WORK INSTRUCTION:
Where the string "photo" shows up in a line of the records, copy that line.

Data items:
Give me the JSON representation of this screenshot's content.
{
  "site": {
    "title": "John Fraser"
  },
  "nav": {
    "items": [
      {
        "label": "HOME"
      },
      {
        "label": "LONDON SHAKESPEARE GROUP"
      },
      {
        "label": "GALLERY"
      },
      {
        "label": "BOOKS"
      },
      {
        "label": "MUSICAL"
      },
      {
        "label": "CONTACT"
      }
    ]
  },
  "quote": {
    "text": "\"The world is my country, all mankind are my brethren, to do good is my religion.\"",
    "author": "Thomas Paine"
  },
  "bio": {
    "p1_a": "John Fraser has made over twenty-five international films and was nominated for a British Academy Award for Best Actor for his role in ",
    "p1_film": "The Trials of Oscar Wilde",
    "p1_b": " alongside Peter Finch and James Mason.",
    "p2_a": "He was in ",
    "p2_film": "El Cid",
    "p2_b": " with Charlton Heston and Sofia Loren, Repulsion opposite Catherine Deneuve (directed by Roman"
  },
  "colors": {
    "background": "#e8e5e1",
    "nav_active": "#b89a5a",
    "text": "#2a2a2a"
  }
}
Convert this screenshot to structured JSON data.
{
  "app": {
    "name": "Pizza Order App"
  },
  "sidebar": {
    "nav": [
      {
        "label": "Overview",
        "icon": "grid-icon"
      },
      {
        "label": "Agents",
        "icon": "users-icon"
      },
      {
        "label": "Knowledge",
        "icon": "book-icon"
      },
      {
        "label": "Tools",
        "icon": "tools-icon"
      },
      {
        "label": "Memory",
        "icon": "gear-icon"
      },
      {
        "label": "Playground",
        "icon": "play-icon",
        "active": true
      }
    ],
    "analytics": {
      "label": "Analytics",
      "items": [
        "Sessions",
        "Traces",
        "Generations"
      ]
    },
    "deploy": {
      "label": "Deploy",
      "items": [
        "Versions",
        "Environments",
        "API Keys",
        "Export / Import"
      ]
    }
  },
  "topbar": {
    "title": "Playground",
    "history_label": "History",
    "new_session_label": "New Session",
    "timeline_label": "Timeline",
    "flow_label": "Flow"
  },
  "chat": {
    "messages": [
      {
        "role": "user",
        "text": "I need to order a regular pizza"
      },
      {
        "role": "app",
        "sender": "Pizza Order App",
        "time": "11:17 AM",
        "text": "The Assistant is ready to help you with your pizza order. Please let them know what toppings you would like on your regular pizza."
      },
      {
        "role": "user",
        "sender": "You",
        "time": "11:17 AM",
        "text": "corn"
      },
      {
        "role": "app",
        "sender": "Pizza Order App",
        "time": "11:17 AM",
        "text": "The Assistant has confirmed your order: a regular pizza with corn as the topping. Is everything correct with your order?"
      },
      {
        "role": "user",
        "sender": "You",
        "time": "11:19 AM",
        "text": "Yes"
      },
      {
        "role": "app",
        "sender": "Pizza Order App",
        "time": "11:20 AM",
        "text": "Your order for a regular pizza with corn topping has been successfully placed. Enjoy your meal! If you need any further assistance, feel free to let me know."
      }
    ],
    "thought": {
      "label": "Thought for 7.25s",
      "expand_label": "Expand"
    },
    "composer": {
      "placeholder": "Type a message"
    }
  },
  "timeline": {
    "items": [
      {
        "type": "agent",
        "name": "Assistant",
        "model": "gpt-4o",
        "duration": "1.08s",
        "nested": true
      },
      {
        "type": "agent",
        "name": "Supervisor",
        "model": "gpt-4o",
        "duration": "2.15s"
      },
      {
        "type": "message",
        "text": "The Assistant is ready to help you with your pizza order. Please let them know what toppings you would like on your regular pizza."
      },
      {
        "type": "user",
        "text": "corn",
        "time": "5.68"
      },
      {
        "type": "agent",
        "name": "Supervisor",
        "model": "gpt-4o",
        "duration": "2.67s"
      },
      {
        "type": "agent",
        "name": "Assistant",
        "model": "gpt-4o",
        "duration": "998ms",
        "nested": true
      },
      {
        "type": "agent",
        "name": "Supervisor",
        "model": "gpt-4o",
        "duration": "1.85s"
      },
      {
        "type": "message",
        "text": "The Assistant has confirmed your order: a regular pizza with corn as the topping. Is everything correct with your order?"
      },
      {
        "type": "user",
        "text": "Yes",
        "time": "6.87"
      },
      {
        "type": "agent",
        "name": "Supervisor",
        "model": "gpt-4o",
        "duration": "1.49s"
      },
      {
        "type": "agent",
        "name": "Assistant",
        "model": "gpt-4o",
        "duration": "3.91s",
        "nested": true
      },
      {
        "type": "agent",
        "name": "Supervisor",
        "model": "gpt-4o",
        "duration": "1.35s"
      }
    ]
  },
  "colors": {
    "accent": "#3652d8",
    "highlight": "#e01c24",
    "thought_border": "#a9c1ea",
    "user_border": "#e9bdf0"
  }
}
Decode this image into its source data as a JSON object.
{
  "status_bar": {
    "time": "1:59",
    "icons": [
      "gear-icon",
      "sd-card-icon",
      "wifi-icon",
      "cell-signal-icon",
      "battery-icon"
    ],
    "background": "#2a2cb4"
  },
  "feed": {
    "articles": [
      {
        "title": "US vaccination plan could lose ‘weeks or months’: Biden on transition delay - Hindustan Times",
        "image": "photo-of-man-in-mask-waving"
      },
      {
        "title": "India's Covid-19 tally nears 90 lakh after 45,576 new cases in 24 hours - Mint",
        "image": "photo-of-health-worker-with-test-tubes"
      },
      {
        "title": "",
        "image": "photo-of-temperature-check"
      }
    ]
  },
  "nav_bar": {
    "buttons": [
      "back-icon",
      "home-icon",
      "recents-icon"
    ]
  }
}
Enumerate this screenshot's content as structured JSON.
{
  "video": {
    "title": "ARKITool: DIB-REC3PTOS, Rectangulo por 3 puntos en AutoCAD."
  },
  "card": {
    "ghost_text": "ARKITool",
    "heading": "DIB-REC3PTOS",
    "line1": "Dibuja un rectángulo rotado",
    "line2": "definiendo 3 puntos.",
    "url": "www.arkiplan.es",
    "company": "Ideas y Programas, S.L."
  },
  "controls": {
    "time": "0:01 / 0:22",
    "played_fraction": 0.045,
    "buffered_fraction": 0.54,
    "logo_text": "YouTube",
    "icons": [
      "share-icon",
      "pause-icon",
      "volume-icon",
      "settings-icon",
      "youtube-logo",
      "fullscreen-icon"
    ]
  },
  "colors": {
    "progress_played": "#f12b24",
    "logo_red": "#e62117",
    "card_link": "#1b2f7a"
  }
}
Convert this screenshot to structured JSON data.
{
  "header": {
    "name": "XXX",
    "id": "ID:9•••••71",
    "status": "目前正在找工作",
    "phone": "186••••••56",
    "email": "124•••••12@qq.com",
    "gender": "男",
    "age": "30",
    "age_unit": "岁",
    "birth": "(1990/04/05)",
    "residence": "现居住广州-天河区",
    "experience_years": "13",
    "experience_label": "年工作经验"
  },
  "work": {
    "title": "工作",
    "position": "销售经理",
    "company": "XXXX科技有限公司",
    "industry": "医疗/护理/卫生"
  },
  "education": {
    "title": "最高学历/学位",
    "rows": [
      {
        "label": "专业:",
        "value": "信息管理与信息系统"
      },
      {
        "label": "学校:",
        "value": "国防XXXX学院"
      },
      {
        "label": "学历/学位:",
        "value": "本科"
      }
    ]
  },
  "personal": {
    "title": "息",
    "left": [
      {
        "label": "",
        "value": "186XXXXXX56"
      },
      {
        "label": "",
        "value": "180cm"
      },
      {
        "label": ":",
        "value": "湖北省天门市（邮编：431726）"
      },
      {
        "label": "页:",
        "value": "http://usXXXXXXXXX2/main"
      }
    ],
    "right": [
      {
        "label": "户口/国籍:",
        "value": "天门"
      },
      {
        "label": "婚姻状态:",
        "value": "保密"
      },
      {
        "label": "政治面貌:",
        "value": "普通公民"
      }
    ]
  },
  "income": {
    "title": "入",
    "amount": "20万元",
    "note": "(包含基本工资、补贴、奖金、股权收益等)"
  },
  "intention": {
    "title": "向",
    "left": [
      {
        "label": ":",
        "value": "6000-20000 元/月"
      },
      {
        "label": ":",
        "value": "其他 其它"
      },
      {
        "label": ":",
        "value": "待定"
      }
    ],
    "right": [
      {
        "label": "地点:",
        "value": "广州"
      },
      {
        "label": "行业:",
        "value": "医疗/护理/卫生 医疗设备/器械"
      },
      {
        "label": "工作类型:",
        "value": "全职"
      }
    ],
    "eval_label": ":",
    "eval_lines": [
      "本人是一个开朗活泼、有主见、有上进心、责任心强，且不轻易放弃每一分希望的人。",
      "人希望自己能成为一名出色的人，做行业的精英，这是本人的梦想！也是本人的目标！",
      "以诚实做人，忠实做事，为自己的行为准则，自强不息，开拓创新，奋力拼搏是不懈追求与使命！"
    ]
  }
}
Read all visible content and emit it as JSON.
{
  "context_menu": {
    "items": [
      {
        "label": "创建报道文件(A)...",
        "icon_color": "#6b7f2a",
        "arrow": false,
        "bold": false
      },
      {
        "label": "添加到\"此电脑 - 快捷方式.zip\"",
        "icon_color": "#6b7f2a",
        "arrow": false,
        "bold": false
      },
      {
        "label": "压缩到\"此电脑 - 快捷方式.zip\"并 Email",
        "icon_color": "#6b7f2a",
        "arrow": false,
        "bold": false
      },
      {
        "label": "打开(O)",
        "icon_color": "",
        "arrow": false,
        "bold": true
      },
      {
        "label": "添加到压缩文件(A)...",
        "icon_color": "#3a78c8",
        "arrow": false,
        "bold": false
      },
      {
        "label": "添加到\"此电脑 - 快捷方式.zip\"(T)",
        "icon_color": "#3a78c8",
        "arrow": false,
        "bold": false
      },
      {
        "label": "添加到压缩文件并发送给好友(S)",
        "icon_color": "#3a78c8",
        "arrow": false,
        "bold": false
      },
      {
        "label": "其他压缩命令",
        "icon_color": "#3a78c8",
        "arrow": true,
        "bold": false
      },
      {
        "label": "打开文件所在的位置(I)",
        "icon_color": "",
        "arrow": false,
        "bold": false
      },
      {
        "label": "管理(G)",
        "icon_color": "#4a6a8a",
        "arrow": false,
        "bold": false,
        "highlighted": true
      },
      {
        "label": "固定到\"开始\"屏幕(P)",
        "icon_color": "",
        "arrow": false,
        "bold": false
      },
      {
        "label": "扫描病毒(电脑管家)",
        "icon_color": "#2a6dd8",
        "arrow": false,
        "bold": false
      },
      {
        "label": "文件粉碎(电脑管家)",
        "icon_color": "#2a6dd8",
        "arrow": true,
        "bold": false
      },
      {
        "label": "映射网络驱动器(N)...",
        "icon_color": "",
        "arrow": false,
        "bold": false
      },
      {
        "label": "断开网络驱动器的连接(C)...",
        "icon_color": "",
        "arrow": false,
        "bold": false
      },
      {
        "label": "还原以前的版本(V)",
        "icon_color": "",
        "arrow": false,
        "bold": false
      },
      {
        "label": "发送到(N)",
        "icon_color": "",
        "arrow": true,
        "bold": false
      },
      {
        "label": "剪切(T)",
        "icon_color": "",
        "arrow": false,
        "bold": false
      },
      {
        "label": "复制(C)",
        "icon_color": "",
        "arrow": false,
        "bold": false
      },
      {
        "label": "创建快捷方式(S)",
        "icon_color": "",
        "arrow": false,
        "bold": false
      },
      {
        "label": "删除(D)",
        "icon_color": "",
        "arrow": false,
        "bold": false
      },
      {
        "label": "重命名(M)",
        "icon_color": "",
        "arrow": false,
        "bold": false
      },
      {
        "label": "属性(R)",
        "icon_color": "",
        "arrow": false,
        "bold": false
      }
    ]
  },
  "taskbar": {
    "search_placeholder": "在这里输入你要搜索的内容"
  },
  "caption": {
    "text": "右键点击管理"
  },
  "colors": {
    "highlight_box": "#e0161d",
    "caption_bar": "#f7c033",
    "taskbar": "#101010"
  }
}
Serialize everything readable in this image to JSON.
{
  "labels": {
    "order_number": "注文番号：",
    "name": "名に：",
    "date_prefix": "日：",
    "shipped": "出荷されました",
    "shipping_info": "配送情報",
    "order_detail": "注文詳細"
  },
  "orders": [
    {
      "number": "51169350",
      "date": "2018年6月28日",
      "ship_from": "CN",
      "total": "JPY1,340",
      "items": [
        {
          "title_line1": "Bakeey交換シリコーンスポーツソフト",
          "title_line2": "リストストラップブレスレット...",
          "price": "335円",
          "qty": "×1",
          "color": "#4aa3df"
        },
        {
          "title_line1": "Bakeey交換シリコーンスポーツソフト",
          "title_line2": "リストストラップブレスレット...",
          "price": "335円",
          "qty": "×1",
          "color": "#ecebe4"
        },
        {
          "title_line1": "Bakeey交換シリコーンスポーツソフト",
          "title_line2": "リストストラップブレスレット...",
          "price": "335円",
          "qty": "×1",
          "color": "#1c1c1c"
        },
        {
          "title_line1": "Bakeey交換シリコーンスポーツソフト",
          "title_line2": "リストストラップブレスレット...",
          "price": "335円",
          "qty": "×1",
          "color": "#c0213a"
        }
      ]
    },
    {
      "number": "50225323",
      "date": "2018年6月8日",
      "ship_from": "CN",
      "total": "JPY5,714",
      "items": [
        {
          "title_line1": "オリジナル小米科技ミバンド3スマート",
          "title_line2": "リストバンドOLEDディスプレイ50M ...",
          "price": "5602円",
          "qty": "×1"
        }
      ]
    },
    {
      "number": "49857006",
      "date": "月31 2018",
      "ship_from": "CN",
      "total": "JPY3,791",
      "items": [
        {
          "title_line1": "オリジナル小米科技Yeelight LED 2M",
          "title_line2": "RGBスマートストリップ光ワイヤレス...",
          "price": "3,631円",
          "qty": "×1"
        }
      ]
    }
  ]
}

FINISHED TASK:
        "image": "photo-of-man-in-mask-waving"
        "image": "photo-of-health-worker-with-test-tubes"
        "image": "photo-of-temperature-check"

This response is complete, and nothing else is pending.